[Start of section]

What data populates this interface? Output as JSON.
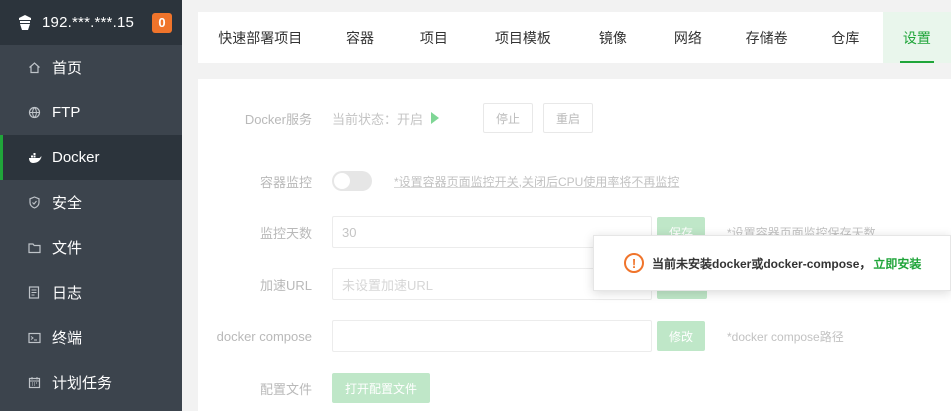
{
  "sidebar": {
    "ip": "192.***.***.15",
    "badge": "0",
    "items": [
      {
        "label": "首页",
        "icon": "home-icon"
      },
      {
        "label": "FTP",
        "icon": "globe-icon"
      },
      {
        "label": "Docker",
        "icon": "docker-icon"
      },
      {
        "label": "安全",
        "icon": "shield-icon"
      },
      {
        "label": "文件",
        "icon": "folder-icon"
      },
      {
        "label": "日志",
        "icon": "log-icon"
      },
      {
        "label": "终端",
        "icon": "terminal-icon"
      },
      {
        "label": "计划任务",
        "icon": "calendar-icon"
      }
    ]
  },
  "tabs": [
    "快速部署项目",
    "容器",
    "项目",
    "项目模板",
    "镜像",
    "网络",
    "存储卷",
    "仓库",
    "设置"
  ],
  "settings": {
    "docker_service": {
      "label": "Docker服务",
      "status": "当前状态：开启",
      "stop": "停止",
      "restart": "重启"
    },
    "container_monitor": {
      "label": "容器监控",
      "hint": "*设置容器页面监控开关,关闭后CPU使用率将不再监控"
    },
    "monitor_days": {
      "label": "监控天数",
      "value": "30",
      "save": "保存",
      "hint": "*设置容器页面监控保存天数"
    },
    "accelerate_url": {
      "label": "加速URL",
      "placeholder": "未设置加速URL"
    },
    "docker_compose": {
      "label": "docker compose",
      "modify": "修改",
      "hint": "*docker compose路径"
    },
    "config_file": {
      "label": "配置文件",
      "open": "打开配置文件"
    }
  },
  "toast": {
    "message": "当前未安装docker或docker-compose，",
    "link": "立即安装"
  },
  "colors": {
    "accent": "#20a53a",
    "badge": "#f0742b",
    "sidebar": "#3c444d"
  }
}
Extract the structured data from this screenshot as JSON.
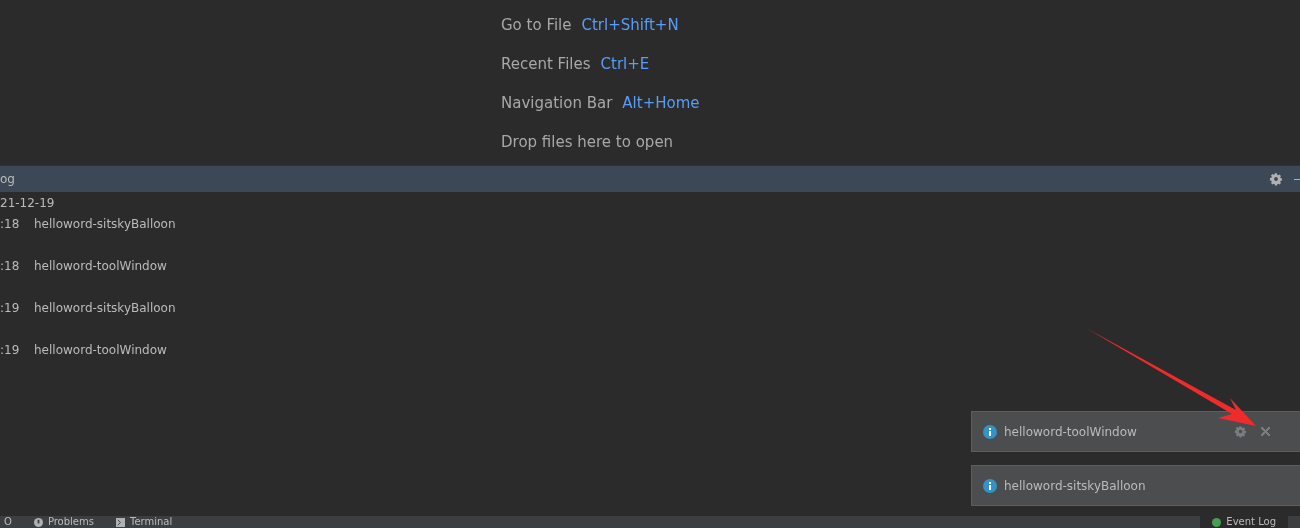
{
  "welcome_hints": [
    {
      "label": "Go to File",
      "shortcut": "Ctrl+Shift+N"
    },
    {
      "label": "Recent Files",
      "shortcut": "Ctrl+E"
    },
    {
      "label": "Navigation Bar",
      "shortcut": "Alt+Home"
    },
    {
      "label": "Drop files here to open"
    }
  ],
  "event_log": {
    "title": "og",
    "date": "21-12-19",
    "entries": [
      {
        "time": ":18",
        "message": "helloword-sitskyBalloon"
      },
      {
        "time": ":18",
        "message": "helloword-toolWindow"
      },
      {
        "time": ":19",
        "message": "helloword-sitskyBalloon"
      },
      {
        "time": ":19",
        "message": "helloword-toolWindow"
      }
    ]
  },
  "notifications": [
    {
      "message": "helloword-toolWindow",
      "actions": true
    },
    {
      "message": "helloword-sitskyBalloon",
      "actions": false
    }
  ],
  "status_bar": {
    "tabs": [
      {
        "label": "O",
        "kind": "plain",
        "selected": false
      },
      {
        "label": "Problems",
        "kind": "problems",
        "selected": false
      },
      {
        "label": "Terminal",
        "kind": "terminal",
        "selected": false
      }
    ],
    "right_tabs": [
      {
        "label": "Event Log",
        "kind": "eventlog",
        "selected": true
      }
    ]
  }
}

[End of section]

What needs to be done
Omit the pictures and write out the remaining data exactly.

Task solution
What data populates this interface? Output as JSON.
{
  "sidebar": {
    "ip": "192.***.***.15",
    "badge": "0",
    "items": [
      {
        "label": "首页",
        "icon": "home-icon"
      },
      {
        "label": "FTP",
        "icon": "globe-icon"
      },
      {
        "label": "Docker",
        "icon": "docker-icon"
      },
      {
        "label": "安全",
        "icon": "shield-icon"
      },
      {
        "label": "文件",
        "icon": "folder-icon"
      },
      {
        "label": "日志",
        "icon": "log-icon"
      },
      {
        "label": "终端",
        "icon": "terminal-icon"
      },
      {
        "label": "计划任务",
        "icon": "calendar-icon"
      }
    ]
  },
  "tabs": [
    "快速部署项目",
    "容器",
    "项目",
    "项目模板",
    "镜像",
    "网络",
    "存储卷",
    "仓库",
    "设置"
  ],
  "settings": {
    "docker_service": {
      "label": "Docker服务",
      "status": "当前状态：开启",
      "stop": "停止",
      "restart": "重启"
    },
    "container_monitor": {
      "label": "容器监控",
      "hint": "*设置容器页面监控开关,关闭后CPU使用率将不再监控"
    },
    "monitor_days": {
      "label": "监控天数",
      "value": "30",
      "save": "保存",
      "hint": "*设置容器页面监控保存天数"
    },
    "accelerate_url": {
      "label": "加速URL",
      "placeholder": "未设置加速URL"
    },
    "docker_compose": {
      "label": "docker compose",
      "modify": "修改",
      "hint": "*docker compose路径"
    },
    "config_file": {
      "label": "配置文件",
      "open": "打开配置文件"
    }
  },
  "toast": {
    "message": "当前未安装docker或docker-compose，",
    "link": "立即安装"
  },
  "colors": {
    "accent": "#20a53a",
    "badge": "#f0742b",
    "sidebar": "#3c444d"
  }
}
Extract the structured data from this screenshot as JSON.
{
  "welcome_hints": [
    {
      "label": "Go to File",
      "shortcut": "Ctrl+Shift+N"
    },
    {
      "label": "Recent Files",
      "shortcut": "Ctrl+E"
    },
    {
      "label": "Navigation Bar",
      "shortcut": "Alt+Home"
    },
    {
      "label": "Drop files here to open"
    }
  ],
  "event_log": {
    "title": "og",
    "date": "21-12-19",
    "entries": [
      {
        "time": ":18",
        "message": "helloword-sitskyBalloon"
      },
      {
        "time": ":18",
        "message": "helloword-toolWindow"
      },
      {
        "time": ":19",
        "message": "helloword-sitskyBalloon"
      },
      {
        "time": ":19",
        "message": "helloword-toolWindow"
      }
    ]
  },
  "notifications": [
    {
      "message": "helloword-toolWindow",
      "actions": true
    },
    {
      "message": "helloword-sitskyBalloon",
      "actions": false
    }
  ],
  "status_bar": {
    "tabs": [
      {
        "label": "O",
        "kind": "plain",
        "selected": false
      },
      {
        "label": "Problems",
        "kind": "problems",
        "selected": false
      },
      {
        "label": "Terminal",
        "kind": "terminal",
        "selected": false
      }
    ],
    "right_tabs": [
      {
        "label": "Event Log",
        "kind": "eventlog",
        "selected": true
      }
    ]
  }
}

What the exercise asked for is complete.